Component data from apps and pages
____________________
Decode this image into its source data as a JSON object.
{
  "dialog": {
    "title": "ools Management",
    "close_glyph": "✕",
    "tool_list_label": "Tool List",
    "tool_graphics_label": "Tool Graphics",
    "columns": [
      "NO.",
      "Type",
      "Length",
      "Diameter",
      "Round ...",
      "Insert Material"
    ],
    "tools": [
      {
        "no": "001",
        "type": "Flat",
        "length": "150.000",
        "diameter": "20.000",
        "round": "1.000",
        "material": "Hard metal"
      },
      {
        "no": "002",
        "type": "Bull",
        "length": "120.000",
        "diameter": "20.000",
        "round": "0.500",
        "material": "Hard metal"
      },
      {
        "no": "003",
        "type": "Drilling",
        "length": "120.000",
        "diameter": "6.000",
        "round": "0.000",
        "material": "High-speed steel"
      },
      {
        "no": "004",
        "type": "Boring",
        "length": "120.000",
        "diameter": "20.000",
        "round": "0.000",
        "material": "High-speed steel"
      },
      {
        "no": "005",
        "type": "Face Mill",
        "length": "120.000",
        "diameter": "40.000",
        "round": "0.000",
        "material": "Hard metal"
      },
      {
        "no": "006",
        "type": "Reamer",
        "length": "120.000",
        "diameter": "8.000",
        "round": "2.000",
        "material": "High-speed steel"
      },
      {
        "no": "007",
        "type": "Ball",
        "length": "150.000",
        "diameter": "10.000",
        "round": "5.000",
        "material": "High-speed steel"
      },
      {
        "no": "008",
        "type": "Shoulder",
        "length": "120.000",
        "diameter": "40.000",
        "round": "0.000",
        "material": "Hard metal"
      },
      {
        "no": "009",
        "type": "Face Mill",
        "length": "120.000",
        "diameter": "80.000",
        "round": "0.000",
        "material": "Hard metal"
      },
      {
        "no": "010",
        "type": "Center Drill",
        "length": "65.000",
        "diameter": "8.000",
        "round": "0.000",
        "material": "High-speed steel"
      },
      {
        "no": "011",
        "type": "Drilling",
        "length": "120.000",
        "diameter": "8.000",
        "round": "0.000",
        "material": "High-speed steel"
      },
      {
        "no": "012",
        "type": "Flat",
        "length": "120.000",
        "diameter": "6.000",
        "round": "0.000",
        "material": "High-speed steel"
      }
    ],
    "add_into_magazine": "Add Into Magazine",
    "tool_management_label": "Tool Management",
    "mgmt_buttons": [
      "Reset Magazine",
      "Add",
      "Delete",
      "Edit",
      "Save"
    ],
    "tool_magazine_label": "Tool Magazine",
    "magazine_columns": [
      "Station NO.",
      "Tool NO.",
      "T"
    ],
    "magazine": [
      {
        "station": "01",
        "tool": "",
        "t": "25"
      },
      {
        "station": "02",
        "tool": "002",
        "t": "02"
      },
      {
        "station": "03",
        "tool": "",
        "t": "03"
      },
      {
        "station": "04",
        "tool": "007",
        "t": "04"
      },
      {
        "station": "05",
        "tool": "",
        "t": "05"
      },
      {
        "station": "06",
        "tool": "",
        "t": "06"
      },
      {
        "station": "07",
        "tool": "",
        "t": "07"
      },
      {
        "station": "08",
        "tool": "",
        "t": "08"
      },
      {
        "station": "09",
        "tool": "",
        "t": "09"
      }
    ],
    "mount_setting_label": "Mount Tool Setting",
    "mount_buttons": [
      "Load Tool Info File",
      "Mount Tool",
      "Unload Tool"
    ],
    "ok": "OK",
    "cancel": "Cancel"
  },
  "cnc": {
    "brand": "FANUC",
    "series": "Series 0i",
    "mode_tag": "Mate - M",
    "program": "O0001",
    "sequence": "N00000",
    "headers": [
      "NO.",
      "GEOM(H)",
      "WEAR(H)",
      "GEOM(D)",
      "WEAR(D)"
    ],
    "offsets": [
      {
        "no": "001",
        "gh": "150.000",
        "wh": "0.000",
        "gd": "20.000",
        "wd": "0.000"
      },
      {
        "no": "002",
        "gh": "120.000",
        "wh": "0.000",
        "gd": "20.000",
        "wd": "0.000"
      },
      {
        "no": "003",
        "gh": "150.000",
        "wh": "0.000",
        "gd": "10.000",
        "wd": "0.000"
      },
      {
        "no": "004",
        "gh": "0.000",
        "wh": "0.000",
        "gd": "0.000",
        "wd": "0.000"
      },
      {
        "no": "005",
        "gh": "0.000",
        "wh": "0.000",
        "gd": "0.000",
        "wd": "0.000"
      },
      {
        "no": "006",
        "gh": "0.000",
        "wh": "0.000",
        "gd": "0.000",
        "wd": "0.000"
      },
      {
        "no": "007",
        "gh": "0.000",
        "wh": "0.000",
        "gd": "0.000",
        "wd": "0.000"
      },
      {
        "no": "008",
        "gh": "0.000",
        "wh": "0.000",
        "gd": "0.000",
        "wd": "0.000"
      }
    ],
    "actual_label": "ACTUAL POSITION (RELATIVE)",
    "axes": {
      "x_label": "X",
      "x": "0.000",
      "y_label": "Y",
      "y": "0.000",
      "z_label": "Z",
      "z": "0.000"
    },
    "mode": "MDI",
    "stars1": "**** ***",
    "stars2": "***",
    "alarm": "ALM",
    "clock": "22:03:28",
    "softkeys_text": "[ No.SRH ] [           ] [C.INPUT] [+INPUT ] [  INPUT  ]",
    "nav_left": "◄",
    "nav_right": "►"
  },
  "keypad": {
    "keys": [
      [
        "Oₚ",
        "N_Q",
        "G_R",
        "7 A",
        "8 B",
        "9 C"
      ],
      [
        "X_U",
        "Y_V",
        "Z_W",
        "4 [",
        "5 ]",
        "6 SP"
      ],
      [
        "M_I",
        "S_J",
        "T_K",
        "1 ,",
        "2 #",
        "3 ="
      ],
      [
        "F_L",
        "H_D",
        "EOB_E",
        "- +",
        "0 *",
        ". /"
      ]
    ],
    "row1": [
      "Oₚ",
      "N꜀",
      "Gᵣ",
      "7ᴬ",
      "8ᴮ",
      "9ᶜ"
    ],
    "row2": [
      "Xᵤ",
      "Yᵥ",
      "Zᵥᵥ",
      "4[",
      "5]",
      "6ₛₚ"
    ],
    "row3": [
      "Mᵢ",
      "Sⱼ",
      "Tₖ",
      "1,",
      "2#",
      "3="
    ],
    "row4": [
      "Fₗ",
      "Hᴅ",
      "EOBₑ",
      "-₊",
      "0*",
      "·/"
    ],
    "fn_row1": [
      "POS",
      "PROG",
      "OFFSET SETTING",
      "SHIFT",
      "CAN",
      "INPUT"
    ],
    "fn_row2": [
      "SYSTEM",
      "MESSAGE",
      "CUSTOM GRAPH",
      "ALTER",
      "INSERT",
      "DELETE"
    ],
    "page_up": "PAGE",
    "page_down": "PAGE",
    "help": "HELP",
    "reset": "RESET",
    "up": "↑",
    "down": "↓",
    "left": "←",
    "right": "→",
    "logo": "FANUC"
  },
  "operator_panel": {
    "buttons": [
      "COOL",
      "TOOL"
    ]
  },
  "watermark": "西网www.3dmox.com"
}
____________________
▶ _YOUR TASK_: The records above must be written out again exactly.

▶ _ANSWER TO THE PROBLEM_:
Decode this image into its source data as a JSON object.
{
  "dialog": {
    "title": "ools Management",
    "close_glyph": "✕",
    "tool_list_label": "Tool List",
    "tool_graphics_label": "Tool Graphics",
    "columns": [
      "NO.",
      "Type",
      "Length",
      "Diameter",
      "Round ...",
      "Insert Material"
    ],
    "tools": [
      {
        "no": "001",
        "type": "Flat",
        "length": "150.000",
        "diameter": "20.000",
        "round": "1.000",
        "material": "Hard metal"
      },
      {
        "no": "002",
        "type": "Bull",
        "length": "120.000",
        "diameter": "20.000",
        "round": "0.500",
        "material": "Hard metal"
      },
      {
        "no": "003",
        "type": "Drilling",
        "length": "120.000",
        "diameter": "6.000",
        "round": "0.000",
        "material": "High-speed steel"
      },
      {
        "no": "004",
        "type": "Boring",
        "length": "120.000",
        "diameter": "20.000",
        "round": "0.000",
        "material": "High-speed steel"
      },
      {
        "no": "005",
        "type": "Face Mill",
        "length": "120.000",
        "diameter": "40.000",
        "round": "0.000",
        "material": "Hard metal"
      },
      {
        "no": "006",
        "type": "Reamer",
        "length": "120.000",
        "diameter": "8.000",
        "round": "2.000",
        "material": "High-speed steel"
      },
      {
        "no": "007",
        "type": "Ball",
        "length": "150.000",
        "diameter": "10.000",
        "round": "5.000",
        "material": "High-speed steel"
      },
      {
        "no": "008",
        "type": "Shoulder",
        "length": "120.000",
        "diameter": "40.000",
        "round": "0.000",
        "material": "Hard metal"
      },
      {
        "no": "009",
        "type": "Face Mill",
        "length": "120.000",
        "diameter": "80.000",
        "round": "0.000",
        "material": "Hard metal"
      },
      {
        "no": "010",
        "type": "Center Drill",
        "length": "65.000",
        "diameter": "8.000",
        "round": "0.000",
        "material": "High-speed steel"
      },
      {
        "no": "011",
        "type": "Drilling",
        "length": "120.000",
        "diameter": "8.000",
        "round": "0.000",
        "material": "High-speed steel"
      },
      {
        "no": "012",
        "type": "Flat",
        "length": "120.000",
        "diameter": "6.000",
        "round": "0.000",
        "material": "High-speed steel"
      }
    ],
    "add_into_magazine": "Add Into Magazine",
    "tool_management_label": "Tool Management",
    "mgmt_buttons": [
      "Reset Magazine",
      "Add",
      "Delete",
      "Edit",
      "Save"
    ],
    "tool_magazine_label": "Tool Magazine",
    "magazine_columns": [
      "Station NO.",
      "Tool NO.",
      "T"
    ],
    "magazine": [
      {
        "station": "01",
        "tool": "",
        "t": "25"
      },
      {
        "station": "02",
        "tool": "002",
        "t": "02"
      },
      {
        "station": "03",
        "tool": "",
        "t": "03"
      },
      {
        "station": "04",
        "tool": "007",
        "t": "04"
      },
      {
        "station": "05",
        "tool": "",
        "t": "05"
      },
      {
        "station": "06",
        "tool": "",
        "t": "06"
      },
      {
        "station": "07",
        "tool": "",
        "t": "07"
      },
      {
        "station": "08",
        "tool": "",
        "t": "08"
      },
      {
        "station": "09",
        "tool": "",
        "t": "09"
      }
    ],
    "mount_setting_label": "Mount Tool Setting",
    "mount_buttons": [
      "Load Tool Info File",
      "Mount Tool",
      "Unload Tool"
    ],
    "ok": "OK",
    "cancel": "Cancel"
  },
  "cnc": {
    "brand": "FANUC",
    "series": "Series 0i",
    "mode_tag": "Mate - M",
    "program": "O0001",
    "sequence": "N00000",
    "headers": [
      "NO.",
      "GEOM(H)",
      "WEAR(H)",
      "GEOM(D)",
      "WEAR(D)"
    ],
    "offsets": [
      {
        "no": "001",
        "gh": "150.000",
        "wh": "0.000",
        "gd": "20.000",
        "wd": "0.000"
      },
      {
        "no": "002",
        "gh": "120.000",
        "wh": "0.000",
        "gd": "20.000",
        "wd": "0.000"
      },
      {
        "no": "003",
        "gh": "150.000",
        "wh": "0.000",
        "gd": "10.000",
        "wd": "0.000"
      },
      {
        "no": "004",
        "gh": "0.000",
        "wh": "0.000",
        "gd": "0.000",
        "wd": "0.000"
      },
      {
        "no": "005",
        "gh": "0.000",
        "wh": "0.000",
        "gd": "0.000",
        "wd": "0.000"
      },
      {
        "no": "006",
        "gh": "0.000",
        "wh": "0.000",
        "gd": "0.000",
        "wd": "0.000"
      },
      {
        "no": "007",
        "gh": "0.000",
        "wh": "0.000",
        "gd": "0.000",
        "wd": "0.000"
      },
      {
        "no": "008",
        "gh": "0.000",
        "wh": "0.000",
        "gd": "0.000",
        "wd": "0.000"
      }
    ],
    "actual_label": "ACTUAL POSITION (RELATIVE)",
    "axes": {
      "x_label": "X",
      "x": "0.000",
      "y_label": "Y",
      "y": "0.000",
      "z_label": "Z",
      "z": "0.000"
    },
    "mode": "MDI",
    "stars1": "**** ***",
    "stars2": "***",
    "alarm": "ALM",
    "clock": "22:03:28",
    "softkeys_text": "[ No.SRH ] [           ] [C.INPUT] [+INPUT ] [  INPUT  ]",
    "nav_left": "◄",
    "nav_right": "►"
  },
  "keypad": {
    "keys": [
      [
        "Oₚ",
        "N_Q",
        "G_R",
        "7 A",
        "8 B",
        "9 C"
      ],
      [
        "X_U",
        "Y_V",
        "Z_W",
        "4 [",
        "5 ]",
        "6 SP"
      ],
      [
        "M_I",
        "S_J",
        "T_K",
        "1 ,",
        "2 #",
        "3 ="
      ],
      [
        "F_L",
        "H_D",
        "EOB_E",
        "- +",
        "0 *",
        ". /"
      ]
    ],
    "row1": [
      "Oₚ",
      "N꜀",
      "Gᵣ",
      "7ᴬ",
      "8ᴮ",
      "9ᶜ"
    ],
    "row2": [
      "Xᵤ",
      "Yᵥ",
      "Zᵥᵥ",
      "4[",
      "5]",
      "6ₛₚ"
    ],
    "row3": [
      "Mᵢ",
      "Sⱼ",
      "Tₖ",
      "1,",
      "2#",
      "3="
    ],
    "row4": [
      "Fₗ",
      "Hᴅ",
      "EOBₑ",
      "-₊",
      "0*",
      "·/"
    ],
    "fn_row1": [
      "POS",
      "PROG",
      "OFFSET SETTING",
      "SHIFT",
      "CAN",
      "INPUT"
    ],
    "fn_row2": [
      "SYSTEM",
      "MESSAGE",
      "CUSTOM GRAPH",
      "ALTER",
      "INSERT",
      "DELETE"
    ],
    "page_up": "PAGE",
    "page_down": "PAGE",
    "help": "HELP",
    "reset": "RESET",
    "up": "↑",
    "down": "↓",
    "left": "←",
    "right": "→",
    "logo": "FANUC"
  },
  "operator_panel": {
    "buttons": [
      "COOL",
      "TOOL"
    ]
  },
  "watermark": "西网www.3dmox.com"
}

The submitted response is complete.